It began as an ordinary Saturday's duty at the Visitors Center -- but something about it was different. Colors more vibrant, intense, penetrating. Sounds of children playing along the shoreline and soaring gulls overhead blended melodically. I felt more alive than should have been expected at the end of a busy work week.
My schedule was busier than usual with two groups scheduled for my presentation of the orientation film, "Home Front Heroes," plus commentary. The two groups would be in the little theater -- back-to-back-- at one and two o'clock sessions. One would be 16 African American members of Easter Hill United Methodist Church for whom I'd given a black history talk in February. To that group would be added other visitors who were in the building at the time. The other would be a local bicycle club that has become engaged and excited about Richmond's history, and were of varied ages and races, plus those visitors who remained for a second viewing. Our little theater holds only 45 seated, so it is an intimate setting -- a plus for me.
I was aware -- as my talk began to unfold -- that I was feeling hyper-sensitive and keenly perceptive. It was as if someone had hit the "high intensity" button, and everything was "turned up" and magnified. There was a deep undeniable connection between me and both audiences in that space which allowed me to see that my words were not only being heard, but felt, in ways that was unusually powerful for me. From the expressions I could read in those faces and eyes I could feel myself being strangely energized.
This is the result of ...
When his permission has been received, I will post it here. Until then I will continue to be strengthened by having become a part of the art of another. This has happened before, but I'd almost forgotten what a powerful life force this can be. Chris Nauman's lovely gift generated my magical afternoon -- one that I'll not soon forget.having arrived at my desk some days ago to find a padded manila envelope containing a CD of an original song, "Rosies," created and recorded by an artist in Massachusetts -- with a handwritten single page neatly folded and tucked inside saying that the writer had been in the audience for one of my commentaries earlier in the year when he visited the Bay Area, and been inspired by my words. He'd incorporated my thoughts into his lyrics.
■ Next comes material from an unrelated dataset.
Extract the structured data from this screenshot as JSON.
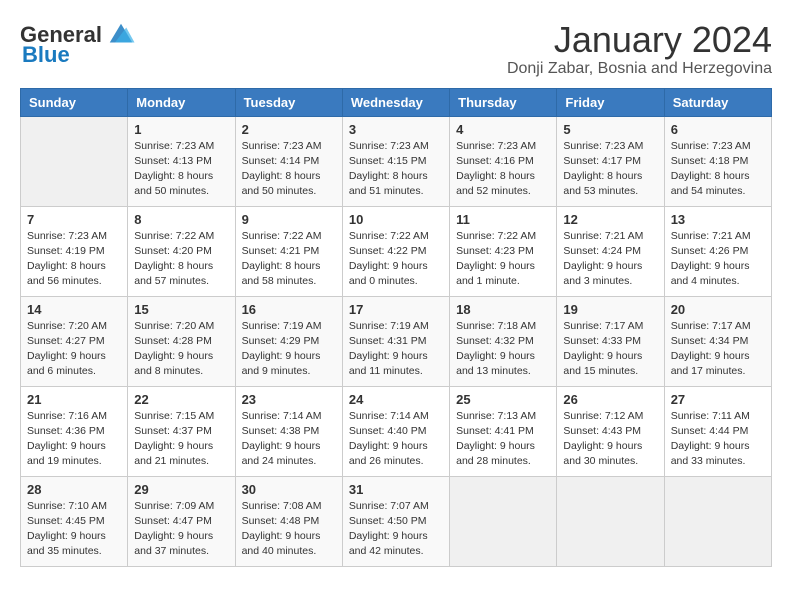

The song is so lovely! The heart of a young stranger has become a part of my story -- and life-of-the-moment. His spirit was clearly in the theater over those magical two hours.